DC Zoning Code Rewrite written testimony deadline:
Friday April 25th, 3 pm (Chickens edition), now September 15th
Updated and republished due to an extension of the public comment period to September
WAMU-FM reported yesterday ("After Six Years, D.C. To Get Six More Months To Debate Zoning Code Rewrite ") that the Zoning Commission has extended the public comment period to September 15th.
GGW thinks this is a bad idea ("DC's 40-year out of date zoning code will get at least 6 months more stale").
I think that the ZRR process has been so flawed from the get go that (1) the delay doesn't surprise me and (2) it is an indicator and recognition of the flawed process (see the past blog entry "DC and the zoning rewrite and the approach not taken").
Will it result in a better code and more support for necessary changes?
Doubtful, because most of the angst has to do with more suburban parts of the city expressing vehement outrage against changes that are more specifically urban and less focused on automobility (see the past blog entries "DC as a suburban agenda dominated city" and "Understanding why Upper Northwest DC residents don't buy into the sustainability mobility paradigm").
But that means I get to polish and craft the various testimonies that I plan to submit.
The DC Office of Zoning hasn't updated its website to reflect the new circumstances.
Update on the Zoning Rewrite Process: DC Zoning Commission
While I testified earlier on Accessory Dwelling Units, I do intend to submit written testimonies about (1) pop ups; (2) the need for special big box review provisions and problems with large tract review procedures; (3) general organization of the code; and (4) legalization of chickens--because a Greater Takoma resident was "busted" for having a coop and I offered to help.
The volume of the submissions means they'll be quick and dirty rather than hyper-detailed.
With regard to urban agriculture and poultry, I argue that cities have taken two directions, what I call loose or tight regulations.
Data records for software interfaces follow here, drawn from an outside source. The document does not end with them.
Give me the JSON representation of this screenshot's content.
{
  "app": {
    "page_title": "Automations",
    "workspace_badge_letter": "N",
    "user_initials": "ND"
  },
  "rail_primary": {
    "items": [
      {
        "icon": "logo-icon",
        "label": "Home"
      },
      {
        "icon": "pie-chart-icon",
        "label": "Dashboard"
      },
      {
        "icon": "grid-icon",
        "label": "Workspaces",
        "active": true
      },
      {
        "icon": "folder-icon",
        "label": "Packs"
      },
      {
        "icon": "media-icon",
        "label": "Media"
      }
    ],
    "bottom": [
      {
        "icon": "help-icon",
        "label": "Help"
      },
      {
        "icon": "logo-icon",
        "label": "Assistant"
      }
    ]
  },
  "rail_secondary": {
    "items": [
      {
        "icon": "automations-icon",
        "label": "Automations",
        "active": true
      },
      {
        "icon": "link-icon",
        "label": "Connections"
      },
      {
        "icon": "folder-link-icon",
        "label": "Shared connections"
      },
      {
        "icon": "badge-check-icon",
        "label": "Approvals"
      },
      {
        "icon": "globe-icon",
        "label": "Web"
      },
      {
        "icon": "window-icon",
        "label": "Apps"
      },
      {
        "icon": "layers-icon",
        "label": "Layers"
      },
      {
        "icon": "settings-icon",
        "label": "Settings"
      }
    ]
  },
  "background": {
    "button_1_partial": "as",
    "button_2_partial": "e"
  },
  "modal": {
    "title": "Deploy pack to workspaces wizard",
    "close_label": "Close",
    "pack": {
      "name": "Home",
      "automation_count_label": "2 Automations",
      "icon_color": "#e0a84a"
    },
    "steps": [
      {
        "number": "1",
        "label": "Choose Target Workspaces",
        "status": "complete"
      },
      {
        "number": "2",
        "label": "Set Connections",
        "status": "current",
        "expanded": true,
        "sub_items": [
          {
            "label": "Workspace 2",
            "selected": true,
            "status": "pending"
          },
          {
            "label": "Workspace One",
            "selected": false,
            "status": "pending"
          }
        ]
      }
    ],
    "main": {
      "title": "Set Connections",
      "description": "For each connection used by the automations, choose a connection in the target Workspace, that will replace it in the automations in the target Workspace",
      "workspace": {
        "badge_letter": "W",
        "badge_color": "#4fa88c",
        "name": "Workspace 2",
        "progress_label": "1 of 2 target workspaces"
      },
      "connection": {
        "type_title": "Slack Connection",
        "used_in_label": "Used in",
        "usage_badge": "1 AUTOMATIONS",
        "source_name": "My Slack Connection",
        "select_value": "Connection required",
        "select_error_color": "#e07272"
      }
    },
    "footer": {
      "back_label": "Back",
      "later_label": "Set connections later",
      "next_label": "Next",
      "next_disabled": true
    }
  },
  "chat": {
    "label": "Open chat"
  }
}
Tight regulations legalize the raising of poultry in residential districts but have requirements for lot sizes and distance from lot lines that are not sized for cities, making raising poultry illegal in reality. For example, Norfolk, Virginia requires a minimum lot size of 10,000 square feet, which is just under a quarter-acre. A typical rowhouse lot is less than one-tenth that size.
Loose regulations are focused on allowing the practice by making regulations fit the form of urban neighborhoods. They don't specify minimum lot sizes, and focus coop placement requirements on the distance from dwelling units (on the property and adjacent properties), not the lot line. Places like Milwaukee, Minneapolis, New York City, Portland, Salt Lake City and County, and Seattle have what I call loose regulations.
DC's earliest proposals are definitely a form of tight regulation--lots would have to be about 110 feet wide--making poultry raising in residential districts illegal for the most part.
Interestingly, DC's touted Sustainability Plan doesn't bring up residential poultry raising at all.
Note that one writer in the LA Times likes eggs, but not chickens, and she writes about the organization of "chicken cooperatives" there ("When the chickens came home to roost"), which are on a much larger scale than what I call "Block Supported Agriculture."
Right: chickens in the Ballard neighborhood of Seattle.
It turns out that the State of Virginia held its first Urban Agriculture Summit earlier in the week, in Lynchburg. See "First Va. Urban Agriculture Summit kicks off in Lynchburg" from the Lynchburg News-Advance.
... interestingly, with regard to DC, you can do urban aquaculture but you can't raise chickens.